DATA PROVIDED –
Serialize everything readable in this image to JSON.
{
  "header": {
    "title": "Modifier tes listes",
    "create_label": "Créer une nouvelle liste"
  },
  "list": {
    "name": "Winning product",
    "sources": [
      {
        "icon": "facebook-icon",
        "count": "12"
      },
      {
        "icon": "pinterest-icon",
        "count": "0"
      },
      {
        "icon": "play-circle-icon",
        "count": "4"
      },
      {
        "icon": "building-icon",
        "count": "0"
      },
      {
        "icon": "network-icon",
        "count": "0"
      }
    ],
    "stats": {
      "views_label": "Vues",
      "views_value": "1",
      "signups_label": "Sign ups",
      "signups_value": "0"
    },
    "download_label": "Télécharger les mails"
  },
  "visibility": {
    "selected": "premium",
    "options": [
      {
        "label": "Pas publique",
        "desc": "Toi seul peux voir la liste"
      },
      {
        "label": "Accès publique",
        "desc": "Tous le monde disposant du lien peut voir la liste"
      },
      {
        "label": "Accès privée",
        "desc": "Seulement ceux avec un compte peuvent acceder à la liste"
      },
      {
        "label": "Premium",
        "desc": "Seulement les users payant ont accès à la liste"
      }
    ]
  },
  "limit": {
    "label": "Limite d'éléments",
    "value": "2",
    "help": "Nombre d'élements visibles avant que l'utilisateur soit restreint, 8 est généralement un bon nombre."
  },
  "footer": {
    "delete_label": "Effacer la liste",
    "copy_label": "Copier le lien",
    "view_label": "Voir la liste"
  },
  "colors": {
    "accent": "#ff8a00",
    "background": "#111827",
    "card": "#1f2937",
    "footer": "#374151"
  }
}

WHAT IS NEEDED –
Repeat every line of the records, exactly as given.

YOUR RESPONSE –
Serialize everything readable in this image to JSON.
{
  "header": {
    "title": "Modifier tes listes",
    "create_label": "Créer une nouvelle liste"
  },
  "list": {
    "name": "Winning product",
    "sources": [
      {
        "icon": "facebook-icon",
        "count": "12"
      },
      {
        "icon": "pinterest-icon",
        "count": "0"
      },
      {
        "icon": "play-circle-icon",
        "count": "4"
      },
      {
        "icon": "building-icon",
        "count": "0"
      },
      {
        "icon": "network-icon",
        "count": "0"
      }
    ],
    "stats": {
      "views_label": "Vues",
      "views_value": "1",
      "signups_label": "Sign ups",
      "signups_value": "0"
    },
    "download_label": "Télécharger les mails"
  },
  "visibility": {
    "selected": "premium",
    "options": [
      {
        "label": "Pas publique",
        "desc": "Toi seul peux voir la liste"
      },
      {
        "label": "Accès publique",
        "desc": "Tous le monde disposant du lien peut voir la liste"
      },
      {
        "label": "Accès privée",
        "desc": "Seulement ceux avec un compte peuvent acceder à la liste"
      },
      {
        "label": "Premium",
        "desc": "Seulement les users payant ont accès à la liste"
      }
    ]
  },
  "limit": {
    "label": "Limite d'éléments",
    "value": "2",
    "help": "Nombre d'élements visibles avant que l'utilisateur soit restreint, 8 est généralement un bon nombre."
  },
  "footer": {
    "delete_label": "Effacer la liste",
    "copy_label": "Copier le lien",
    "view_label": "Voir la liste"
  },
  "colors": {
    "accent": "#ff8a00",
    "background": "#111827",
    "card": "#1f2937",
    "footer": "#374151"
  }
}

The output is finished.